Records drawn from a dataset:
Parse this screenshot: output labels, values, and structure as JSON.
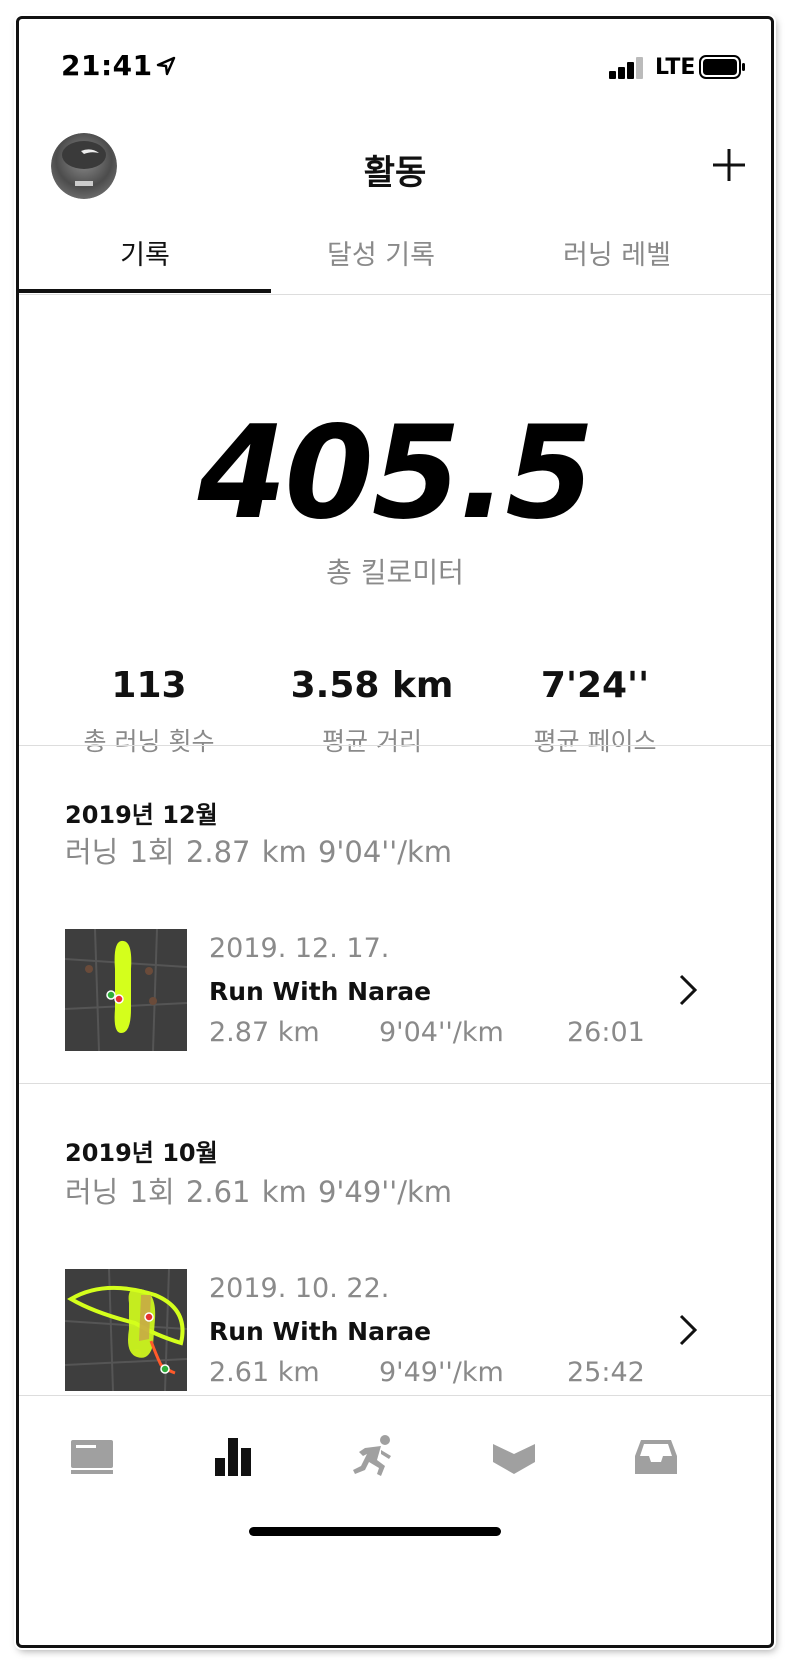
{
  "status_bar": {
    "time": "21:41",
    "carrier": "LTE"
  },
  "header": {
    "title": "활동"
  },
  "tabs": [
    {
      "label": "기록",
      "active": true
    },
    {
      "label": "달성 기록",
      "active": false
    },
    {
      "label": "러닝 레벨",
      "active": false
    }
  ],
  "totals": {
    "total_km": "405.5",
    "total_km_label": "총 킬로미터",
    "stats": [
      {
        "value": "113",
        "label": "총 러닝 횟수"
      },
      {
        "value": "3.58 km",
        "label": "평균 거리"
      },
      {
        "value": "7'24''",
        "label": "평균 페이스"
      }
    ]
  },
  "months": [
    {
      "title": "2019년 12월",
      "summary": "러닝 1회   2.87 km   9'04''/km",
      "runs": [
        {
          "date": "2019. 12. 17.",
          "name": "Run With Narae",
          "distance": "2.87 km",
          "pace": "9'04''/km",
          "duration": "26:01"
        }
      ]
    },
    {
      "title": "2019년 10월",
      "summary": "러닝 1회   2.61 km   9'49''/km",
      "runs": [
        {
          "date": "2019. 10. 22.",
          "name": "Run With Narae",
          "distance": "2.61 km",
          "pace": "9'49''/km",
          "duration": "25:42"
        }
      ]
    }
  ],
  "tab_bar": {
    "items": [
      "feed-icon",
      "activity-chart-icon",
      "runner-icon",
      "club-icon",
      "inbox-icon"
    ],
    "active_index": 1
  },
  "colors": {
    "accent_track": "#d4ff1c",
    "text_primary": "#111111",
    "text_secondary": "#8a8a8a",
    "icon_inactive": "#a0a0a0",
    "map_bg": "#3e3e3e"
  }
}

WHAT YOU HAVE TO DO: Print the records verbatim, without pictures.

WRITTEN REPLY:
Parse this screenshot: output labels, values, and structure as JSON.
{
  "status_bar": {
    "time": "21:41",
    "carrier": "LTE"
  },
  "header": {
    "title": "활동"
  },
  "tabs": [
    {
      "label": "기록",
      "active": true
    },
    {
      "label": "달성 기록",
      "active": false
    },
    {
      "label": "러닝 레벨",
      "active": false
    }
  ],
  "totals": {
    "total_km": "405.5",
    "total_km_label": "총 킬로미터",
    "stats": [
      {
        "value": "113",
        "label": "총 러닝 횟수"
      },
      {
        "value": "3.58 km",
        "label": "평균 거리"
      },
      {
        "value": "7'24''",
        "label": "평균 페이스"
      }
    ]
  },
  "months": [
    {
      "title": "2019년 12월",
      "summary": "러닝 1회   2.87 km   9'04''/km",
      "runs": [
        {
          "date": "2019. 12. 17.",
          "name": "Run With Narae",
          "distance": "2.87 km",
          "pace": "9'04''/km",
          "duration": "26:01"
        }
      ]
    },
    {
      "title": "2019년 10월",
      "summary": "러닝 1회   2.61 km   9'49''/km",
      "runs": [
        {
          "date": "2019. 10. 22.",
          "name": "Run With Narae",
          "distance": "2.61 km",
          "pace": "9'49''/km",
          "duration": "25:42"
        }
      ]
    }
  ],
  "tab_bar": {
    "items": [
      "feed-icon",
      "activity-chart-icon",
      "runner-icon",
      "club-icon",
      "inbox-icon"
    ],
    "active_index": 1
  },
  "colors": {
    "accent_track": "#d4ff1c",
    "text_primary": "#111111",
    "text_secondary": "#8a8a8a",
    "icon_inactive": "#a0a0a0",
    "map_bg": "#3e3e3e"
  }
}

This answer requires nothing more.